Lakers look like lost tourists in Europe

It turned out to be a European trip … and fall.

The Lakers went 0-for-Europe after a miserable shooting night in a 92-88 exhibition loss Thursday to FC Barcelona.

Kobe Bryant played almost 25 minutes but didn’t look sharp, making two of 15 shots and scoring 15 points, almost all of them at the free-throw line.

The minutes Bryant played conveyed an incrementally improving right knee, but his usual efficiency wasn’t there yet.

“He’s not ready to play,” Lakers Coach Phil Jackson said. “He’s going out there to help the goodwill and to show the fans his presence on the floor and support his teammates.”

Just the same, Bryant became fully engaged in a chippy contest, asking to go back into the game with 5:41 to play and the Lakers down two.


“I wasn’t going to put Kobe back in the ball game,” Jackson said. “But he asked to go back in at that time and I said, ‘OK, if you feel like you can contribute.’ ”

The contributing part didn’t quite happen.

Bryant missed an open finger roll and then was stuck holding the ball when the 24-second clock expired. He made three free throws with 7.9 seconds left to bring the Lakers within 90-88 but also missed three three-point attempts in the final minute.

On the strong side for the Lakers, Bryant said his knee didn’t betray him on the court. He had surgery in July to remove loose bodies in the knee.

“My knee was feeling good. I was feeling fine, didn’t have any pain, any stiffness, so when that happens, you’ve really got to stretch it out as much as you can and try to get in rhythm as much as you can, and that’s what I’m trying to do,” Bryant said. “This is the first game I played in, really competed in, since Game 7" of the NBA Finals.

Bryant is two for 19 in exhibition play. He missed all four of his shots in six scoreless minutes Monday in London against the Minnesota Timberwolves.

Like Bryant, Pau Gasol had an off night against the defending Euroleague champions, scoring 25 points but making only seven of 21 shots in front of his hometown crowd.

“It’s very early in the season for us,” Gasol said. “We have two weeks to really get our act together and make sure we’re at the highest level once the [regular season] competition begins.”

The Lakers shot 34.1% as a team Thursday and missed all 14 of their three-point attempts.

Then again, it was only an exhibition.

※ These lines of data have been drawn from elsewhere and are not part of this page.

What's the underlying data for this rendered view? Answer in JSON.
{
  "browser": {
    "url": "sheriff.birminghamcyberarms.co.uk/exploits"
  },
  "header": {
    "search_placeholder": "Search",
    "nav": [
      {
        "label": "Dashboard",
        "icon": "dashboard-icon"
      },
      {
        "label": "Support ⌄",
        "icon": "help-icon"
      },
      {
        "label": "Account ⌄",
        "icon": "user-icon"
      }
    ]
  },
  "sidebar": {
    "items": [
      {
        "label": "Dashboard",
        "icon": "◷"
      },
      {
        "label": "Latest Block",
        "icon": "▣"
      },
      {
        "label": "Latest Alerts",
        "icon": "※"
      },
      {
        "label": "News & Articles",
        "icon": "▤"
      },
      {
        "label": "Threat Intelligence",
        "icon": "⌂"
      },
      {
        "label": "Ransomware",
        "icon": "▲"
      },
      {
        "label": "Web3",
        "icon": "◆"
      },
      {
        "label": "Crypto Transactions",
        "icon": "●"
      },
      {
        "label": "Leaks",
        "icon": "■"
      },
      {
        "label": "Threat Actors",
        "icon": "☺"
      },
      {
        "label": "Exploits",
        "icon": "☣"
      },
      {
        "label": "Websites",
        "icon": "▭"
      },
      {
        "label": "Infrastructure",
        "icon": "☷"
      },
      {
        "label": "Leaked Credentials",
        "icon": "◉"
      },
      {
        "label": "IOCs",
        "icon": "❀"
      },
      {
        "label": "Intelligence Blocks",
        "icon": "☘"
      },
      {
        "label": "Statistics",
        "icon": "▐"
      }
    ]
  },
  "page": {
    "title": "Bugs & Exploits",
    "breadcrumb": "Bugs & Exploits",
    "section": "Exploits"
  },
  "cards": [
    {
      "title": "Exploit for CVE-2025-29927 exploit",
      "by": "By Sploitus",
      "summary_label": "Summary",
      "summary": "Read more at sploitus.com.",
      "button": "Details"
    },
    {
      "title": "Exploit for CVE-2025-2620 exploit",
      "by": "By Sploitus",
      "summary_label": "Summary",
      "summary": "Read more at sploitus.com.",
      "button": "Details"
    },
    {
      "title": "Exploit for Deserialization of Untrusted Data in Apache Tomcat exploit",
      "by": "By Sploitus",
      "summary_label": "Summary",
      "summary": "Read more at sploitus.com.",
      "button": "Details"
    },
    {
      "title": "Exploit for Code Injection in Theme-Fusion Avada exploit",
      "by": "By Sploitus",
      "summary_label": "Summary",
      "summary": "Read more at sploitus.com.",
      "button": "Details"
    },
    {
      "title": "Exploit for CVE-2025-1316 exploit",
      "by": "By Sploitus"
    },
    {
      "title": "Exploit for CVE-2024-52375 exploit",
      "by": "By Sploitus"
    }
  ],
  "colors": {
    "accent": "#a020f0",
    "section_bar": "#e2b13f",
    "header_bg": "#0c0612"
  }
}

The Lakers open the season Oct. 26 against Houston.

For Gasol, Thursday was a homecoming in the truest sense of the word.

It wasn’t the first time he returned to play an NBA game in Spain — he made appearances with the Memphis Grizzlies in Madrid and Malaga in 2003 and 2007 — but it was his first NBA game in Barcelona.

The crowd was active throughout but torn at first, unsure whether to cheer for Gasol, which they did to a great extent, or the home team, which they did to a greater extent at Palau Sant Jordi, one of the main venues at the 1992 Olympics.

Quickly, though, there were disapproving whistles (the European version of booing) when Bryant shot a first-quarter free throw after FC Barcelona was called for a technical foul.

The crowd strongly tilted toward FC Barcelona when the home team was hit with five fouls in the first four minutes of the third quarter.

The fans later chanted “M-V-P” — not for Bryant, but for FC Barcelona guard Juan Carlos Navarro as he made two free throws late in the game. Navarro, a former reserve guard in the NBA, had 25 points.

The game turned chippy almost immediately when Ron Artest and FC Barcelona forward Pete Mickeal tangled under the basket. Bryant was assessed a technical foul in the third quarter after saying something crass to Mickeal, who had 26 points.

Before the game, the Lakers were bemoaning the fact that FC Barcelona would be in better game shape than the team that was still waking up from its off-season championship slumber.

They were right.

The Lakers’ next opponent will be jet lag, their 11-hour charter flight leaving Friday at noon. They’ll practice Saturday and then face Sacramento on Wednesday in Las Vegas.